(Data extract Opens)

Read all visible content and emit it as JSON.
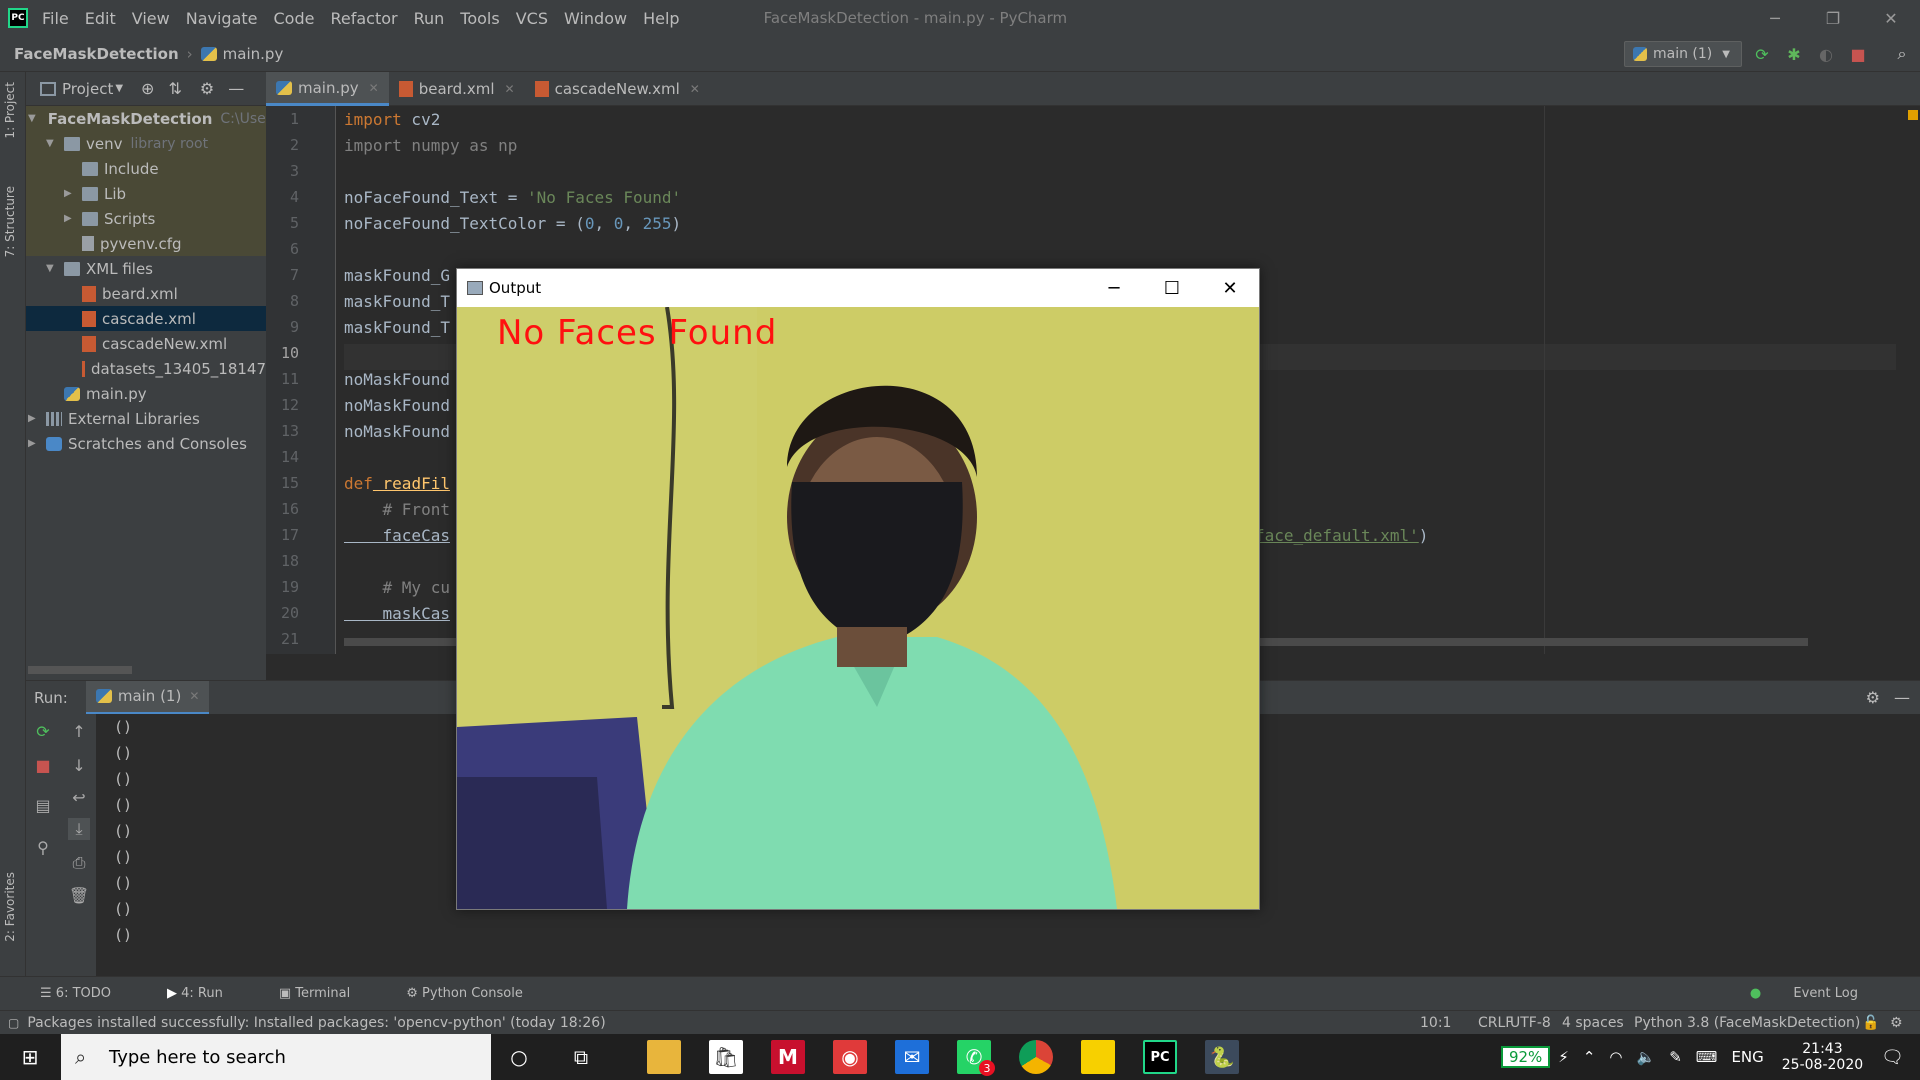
{
  "window": {
    "title": "FaceMaskDetection - main.py - PyCharm"
  },
  "menu": [
    "File",
    "Edit",
    "View",
    "Navigate",
    "Code",
    "Refactor",
    "Run",
    "Tools",
    "VCS",
    "Window",
    "Help"
  ],
  "nav": {
    "project": "FaceMaskDetection",
    "file": "main.py",
    "run_config": "main (1)"
  },
  "left_strip": {
    "project": "1: Project",
    "structure": "7: Structure",
    "favorites": "2: Favorites"
  },
  "project_panel": {
    "header": "Project",
    "tree": [
      {
        "label": "FaceMaskDetection",
        "extra": "C:\\User",
        "icon": "folder-icon"
      },
      {
        "label": "venv",
        "extra": "library root",
        "icon": "folder-icon"
      },
      {
        "label": "Include",
        "extra": "",
        "icon": "folder-icon"
      },
      {
        "label": "Lib",
        "extra": "",
        "icon": "folder-icon"
      },
      {
        "label": "Scripts",
        "extra": "",
        "icon": "folder-icon"
      },
      {
        "label": "pyvenv.cfg",
        "extra": "",
        "icon": "config-file-icon"
      },
      {
        "label": "XML files",
        "extra": "",
        "icon": "folder-icon"
      },
      {
        "label": "beard.xml",
        "extra": "",
        "icon": "xml-file-icon"
      },
      {
        "label": "cascade.xml",
        "extra": "",
        "icon": "xml-file-icon"
      },
      {
        "label": "cascadeNew.xml",
        "extra": "",
        "icon": "xml-file-icon"
      },
      {
        "label": "datasets_13405_18147",
        "extra": "",
        "icon": "xml-file-icon"
      },
      {
        "label": "main.py",
        "extra": "",
        "icon": "python-file-icon"
      },
      {
        "label": "External Libraries",
        "extra": "",
        "icon": "library-icon"
      },
      {
        "label": "Scratches and Consoles",
        "extra": "",
        "icon": "scratches-icon"
      }
    ]
  },
  "editor_tabs": [
    "main.py",
    "beard.xml",
    "cascadeNew.xml"
  ],
  "line_numbers": [
    "1",
    "2",
    "3",
    "4",
    "5",
    "6",
    "7",
    "8",
    "9",
    "10",
    "11",
    "12",
    "13",
    "14",
    "15",
    "16",
    "17",
    "18",
    "19",
    "20",
    "21"
  ],
  "code": {
    "l1a": "import",
    "l1b": " cv2",
    "l2": "import numpy as np",
    "l4a": "noFaceFound_Text = ",
    "l4b": "'No Faces Found'",
    "l5a": "noFaceFound_TextColor = (",
    "l5b": "0",
    "l5c": ", ",
    "l5d": "0",
    "l5e": ", ",
    "l5f": "255",
    "l5g": ")",
    "l7": "maskFound_G",
    "l8": "maskFound_T",
    "l9": "maskFound_T",
    "l11": "noMaskFound",
    "l12": "noMaskFound",
    "l13": "noMaskFound",
    "l15a": "def",
    "l15b": " readFil",
    "l16": "    # Front",
    "l17a": "    faceCas",
    "l17b": "face_default.xml'",
    "l17c": ")",
    "l19": "    # My cu",
    "l20": "    maskCas"
  },
  "run_panel": {
    "label": "Run:",
    "tab": "main (1)",
    "output": [
      "()",
      "()",
      "()",
      "()",
      "()",
      "()",
      "()",
      "()",
      "()"
    ]
  },
  "tool_tabs": {
    "todo": "6: TODO",
    "run": "4: Run",
    "terminal": "Terminal",
    "python_console": "Python Console",
    "event_log": "Event Log"
  },
  "status": {
    "message": "Packages installed successfully: Installed packages: 'opencv-python' (today 18:26)",
    "position": "10:1",
    "line_sep": "CRLF",
    "encoding": "UTF-8",
    "indent": "4 spaces",
    "interpreter": "Python 3.8 (FaceMaskDetection)"
  },
  "output_window": {
    "title": "Output",
    "overlay_text": "No Faces Found"
  },
  "taskbar": {
    "search_placeholder": "Type here to search",
    "battery": "92%",
    "lang": "ENG",
    "time": "21:43",
    "date": "25-08-2020",
    "whatsapp_badge": "3"
  },
  "colors": {
    "accent": "#4a88c7",
    "overlay_text": "#ff1010",
    "battery": "#0a9a3a"
  }
}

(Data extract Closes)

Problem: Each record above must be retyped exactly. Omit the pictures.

Result of this exercise:
Read all visible content and emit it as JSON.
{
  "window": {
    "title": "FaceMaskDetection - main.py - PyCharm"
  },
  "menu": [
    "File",
    "Edit",
    "View",
    "Navigate",
    "Code",
    "Refactor",
    "Run",
    "Tools",
    "VCS",
    "Window",
    "Help"
  ],
  "nav": {
    "project": "FaceMaskDetection",
    "file": "main.py",
    "run_config": "main (1)"
  },
  "left_strip": {
    "project": "1: Project",
    "structure": "7: Structure",
    "favorites": "2: Favorites"
  },
  "project_panel": {
    "header": "Project",
    "tree": [
      {
        "label": "FaceMaskDetection",
        "extra": "C:\\User",
        "icon": "folder-icon"
      },
      {
        "label": "venv",
        "extra": "library root",
        "icon": "folder-icon"
      },
      {
        "label": "Include",
        "extra": "",
        "icon": "folder-icon"
      },
      {
        "label": "Lib",
        "extra": "",
        "icon": "folder-icon"
      },
      {
        "label": "Scripts",
        "extra": "",
        "icon": "folder-icon"
      },
      {
        "label": "pyvenv.cfg",
        "extra": "",
        "icon": "config-file-icon"
      },
      {
        "label": "XML files",
        "extra": "",
        "icon": "folder-icon"
      },
      {
        "label": "beard.xml",
        "extra": "",
        "icon": "xml-file-icon"
      },
      {
        "label": "cascade.xml",
        "extra": "",
        "icon": "xml-file-icon"
      },
      {
        "label": "cascadeNew.xml",
        "extra": "",
        "icon": "xml-file-icon"
      },
      {
        "label": "datasets_13405_18147",
        "extra": "",
        "icon": "xml-file-icon"
      },
      {
        "label": "main.py",
        "extra": "",
        "icon": "python-file-icon"
      },
      {
        "label": "External Libraries",
        "extra": "",
        "icon": "library-icon"
      },
      {
        "label": "Scratches and Consoles",
        "extra": "",
        "icon": "scratches-icon"
      }
    ]
  },
  "editor_tabs": [
    "main.py",
    "beard.xml",
    "cascadeNew.xml"
  ],
  "line_numbers": [
    "1",
    "2",
    "3",
    "4",
    "5",
    "6",
    "7",
    "8",
    "9",
    "10",
    "11",
    "12",
    "13",
    "14",
    "15",
    "16",
    "17",
    "18",
    "19",
    "20",
    "21"
  ],
  "code": {
    "l1a": "import",
    "l1b": " cv2",
    "l2": "import numpy as np",
    "l4a": "noFaceFound_Text = ",
    "l4b": "'No Faces Found'",
    "l5a": "noFaceFound_TextColor = (",
    "l5b": "0",
    "l5c": ", ",
    "l5d": "0",
    "l5e": ", ",
    "l5f": "255",
    "l5g": ")",
    "l7": "maskFound_G",
    "l8": "maskFound_T",
    "l9": "maskFound_T",
    "l11": "noMaskFound",
    "l12": "noMaskFound",
    "l13": "noMaskFound",
    "l15a": "def",
    "l15b": " readFil",
    "l16": "    # Front",
    "l17a": "    faceCas",
    "l17b": "face_default.xml'",
    "l17c": ")",
    "l19": "    # My cu",
    "l20": "    maskCas"
  },
  "run_panel": {
    "label": "Run:",
    "tab": "main (1)",
    "output": [
      "()",
      "()",
      "()",
      "()",
      "()",
      "()",
      "()",
      "()",
      "()"
    ]
  },
  "tool_tabs": {
    "todo": "6: TODO",
    "run": "4: Run",
    "terminal": "Terminal",
    "python_console": "Python Console",
    "event_log": "Event Log"
  },
  "status": {
    "message": "Packages installed successfully: Installed packages: 'opencv-python' (today 18:26)",
    "position": "10:1",
    "line_sep": "CRLF",
    "encoding": "UTF-8",
    "indent": "4 spaces",
    "interpreter": "Python 3.8 (FaceMaskDetection)"
  },
  "output_window": {
    "title": "Output",
    "overlay_text": "No Faces Found"
  },
  "taskbar": {
    "search_placeholder": "Type here to search",
    "battery": "92%",
    "lang": "ENG",
    "time": "21:43",
    "date": "25-08-2020",
    "whatsapp_badge": "3"
  },
  "colors": {
    "accent": "#4a88c7",
    "overlay_text": "#ff1010",
    "battery": "#0a9a3a"
  }
}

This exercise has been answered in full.